### ABOUT THIS TASK
Each record below must be written out exactly as given.

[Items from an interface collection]

* * * *

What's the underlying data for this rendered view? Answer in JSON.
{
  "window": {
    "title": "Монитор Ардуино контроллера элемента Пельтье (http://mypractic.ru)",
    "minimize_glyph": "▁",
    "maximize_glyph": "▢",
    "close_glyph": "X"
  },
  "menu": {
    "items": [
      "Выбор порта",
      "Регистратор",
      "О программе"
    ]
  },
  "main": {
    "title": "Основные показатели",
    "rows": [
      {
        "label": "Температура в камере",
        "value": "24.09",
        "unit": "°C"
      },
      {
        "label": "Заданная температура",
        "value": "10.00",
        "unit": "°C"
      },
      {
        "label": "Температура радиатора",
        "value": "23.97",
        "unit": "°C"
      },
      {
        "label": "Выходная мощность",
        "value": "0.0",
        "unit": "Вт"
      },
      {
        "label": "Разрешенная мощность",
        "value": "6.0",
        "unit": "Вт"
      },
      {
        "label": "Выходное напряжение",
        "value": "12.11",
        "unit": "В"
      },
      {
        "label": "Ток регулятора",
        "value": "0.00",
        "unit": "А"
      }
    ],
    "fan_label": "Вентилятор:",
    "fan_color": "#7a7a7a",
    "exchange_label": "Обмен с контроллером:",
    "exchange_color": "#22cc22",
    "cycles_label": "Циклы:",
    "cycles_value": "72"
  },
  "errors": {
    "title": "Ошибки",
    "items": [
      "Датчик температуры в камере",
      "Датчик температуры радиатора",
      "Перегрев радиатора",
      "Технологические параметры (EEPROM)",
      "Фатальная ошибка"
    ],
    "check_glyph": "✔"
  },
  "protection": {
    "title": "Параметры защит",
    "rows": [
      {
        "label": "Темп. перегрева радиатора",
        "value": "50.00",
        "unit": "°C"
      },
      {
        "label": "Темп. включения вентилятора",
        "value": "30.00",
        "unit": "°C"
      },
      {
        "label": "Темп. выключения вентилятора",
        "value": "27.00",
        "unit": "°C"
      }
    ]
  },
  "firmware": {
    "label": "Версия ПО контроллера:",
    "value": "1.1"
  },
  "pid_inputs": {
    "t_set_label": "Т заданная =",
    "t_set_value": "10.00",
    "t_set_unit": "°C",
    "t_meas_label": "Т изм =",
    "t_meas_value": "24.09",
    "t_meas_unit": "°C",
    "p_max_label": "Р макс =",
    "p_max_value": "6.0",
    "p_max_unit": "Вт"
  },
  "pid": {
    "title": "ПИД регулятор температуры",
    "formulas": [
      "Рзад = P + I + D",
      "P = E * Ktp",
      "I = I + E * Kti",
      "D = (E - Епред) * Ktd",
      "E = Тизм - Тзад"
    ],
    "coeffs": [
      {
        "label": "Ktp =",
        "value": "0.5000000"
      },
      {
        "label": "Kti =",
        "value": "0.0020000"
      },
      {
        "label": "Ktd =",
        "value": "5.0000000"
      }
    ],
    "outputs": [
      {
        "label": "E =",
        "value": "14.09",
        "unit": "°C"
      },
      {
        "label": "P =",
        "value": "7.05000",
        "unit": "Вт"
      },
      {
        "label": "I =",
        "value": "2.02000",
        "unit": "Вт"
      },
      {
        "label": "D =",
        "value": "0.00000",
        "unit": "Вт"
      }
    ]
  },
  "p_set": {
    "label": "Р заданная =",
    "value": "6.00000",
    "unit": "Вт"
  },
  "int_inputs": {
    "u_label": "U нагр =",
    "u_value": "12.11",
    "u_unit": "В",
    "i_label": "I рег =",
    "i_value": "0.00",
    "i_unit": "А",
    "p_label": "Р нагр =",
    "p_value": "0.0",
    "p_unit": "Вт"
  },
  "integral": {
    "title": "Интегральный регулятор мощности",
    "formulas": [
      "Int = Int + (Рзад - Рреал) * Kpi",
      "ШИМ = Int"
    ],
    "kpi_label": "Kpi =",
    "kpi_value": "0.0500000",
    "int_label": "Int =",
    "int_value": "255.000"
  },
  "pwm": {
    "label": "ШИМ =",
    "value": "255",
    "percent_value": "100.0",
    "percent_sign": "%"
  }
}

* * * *

### SOLUTION TO THE EXERCISE
What's the underlying data for this rendered view? Answer in JSON.
{
  "window": {
    "title": "Монитор Ардуино контроллера элемента Пельтье (http://mypractic.ru)",
    "minimize_glyph": "▁",
    "maximize_glyph": "▢",
    "close_glyph": "X"
  },
  "menu": {
    "items": [
      "Выбор порта",
      "Регистратор",
      "О программе"
    ]
  },
  "main": {
    "title": "Основные показатели",
    "rows": [
      {
        "label": "Температура в камере",
        "value": "24.09",
        "unit": "°C"
      },
      {
        "label": "Заданная температура",
        "value": "10.00",
        "unit": "°C"
      },
      {
        "label": "Температура радиатора",
        "value": "23.97",
        "unit": "°C"
      },
      {
        "label": "Выходная мощность",
        "value": "0.0",
        "unit": "Вт"
      },
      {
        "label": "Разрешенная мощность",
        "value": "6.0",
        "unit": "Вт"
      },
      {
        "label": "Выходное напряжение",
        "value": "12.11",
        "unit": "В"
      },
      {
        "label": "Ток регулятора",
        "value": "0.00",
        "unit": "А"
      }
    ],
    "fan_label": "Вентилятор:",
    "fan_color": "#7a7a7a",
    "exchange_label": "Обмен с контроллером:",
    "exchange_color": "#22cc22",
    "cycles_label": "Циклы:",
    "cycles_value": "72"
  },
  "errors": {
    "title": "Ошибки",
    "items": [
      "Датчик температуры в камере",
      "Датчик температуры радиатора",
      "Перегрев радиатора",
      "Технологические параметры (EEPROM)",
      "Фатальная ошибка"
    ],
    "check_glyph": "✔"
  },
  "protection": {
    "title": "Параметры защит",
    "rows": [
      {
        "label": "Темп. перегрева радиатора",
        "value": "50.00",
        "unit": "°C"
      },
      {
        "label": "Темп. включения вентилятора",
        "value": "30.00",
        "unit": "°C"
      },
      {
        "label": "Темп. выключения вентилятора",
        "value": "27.00",
        "unit": "°C"
      }
    ]
  },
  "firmware": {
    "label": "Версия ПО контроллера:",
    "value": "1.1"
  },
  "pid_inputs": {
    "t_set_label": "Т заданная =",
    "t_set_value": "10.00",
    "t_set_unit": "°C",
    "t_meas_label": "Т изм =",
    "t_meas_value": "24.09",
    "t_meas_unit": "°C",
    "p_max_label": "Р макс =",
    "p_max_value": "6.0",
    "p_max_unit": "Вт"
  },
  "pid": {
    "title": "ПИД регулятор температуры",
    "formulas": [
      "Рзад = P + I + D",
      "P = E * Ktp",
      "I = I + E * Kti",
      "D = (E - Епред) * Ktd",
      "E = Тизм - Тзад"
    ],
    "coeffs": [
      {
        "label": "Ktp =",
        "value": "0.5000000"
      },
      {
        "label": "Kti =",
        "value": "0.0020000"
      },
      {
        "label": "Ktd =",
        "value": "5.0000000"
      }
    ],
    "outputs": [
      {
        "label": "E =",
        "value": "14.09",
        "unit": "°C"
      },
      {
        "label": "P =",
        "value": "7.05000",
        "unit": "Вт"
      },
      {
        "label": "I =",
        "value": "2.02000",
        "unit": "Вт"
      },
      {
        "label": "D =",
        "value": "0.00000",
        "unit": "Вт"
      }
    ]
  },
  "p_set": {
    "label": "Р заданная =",
    "value": "6.00000",
    "unit": "Вт"
  },
  "int_inputs": {
    "u_label": "U нагр =",
    "u_value": "12.11",
    "u_unit": "В",
    "i_label": "I рег =",
    "i_value": "0.00",
    "i_unit": "А",
    "p_label": "Р нагр =",
    "p_value": "0.0",
    "p_unit": "Вт"
  },
  "integral": {
    "title": "Интегральный регулятор мощности",
    "formulas": [
      "Int = Int + (Рзад - Рреал) * Kpi",
      "ШИМ = Int"
    ],
    "kpi_label": "Kpi =",
    "kpi_value": "0.0500000",
    "int_label": "Int =",
    "int_value": "255.000"
  },
  "pwm": {
    "label": "ШИМ =",
    "value": "255",
    "percent_value": "100.0",
    "percent_sign": "%"
  }
}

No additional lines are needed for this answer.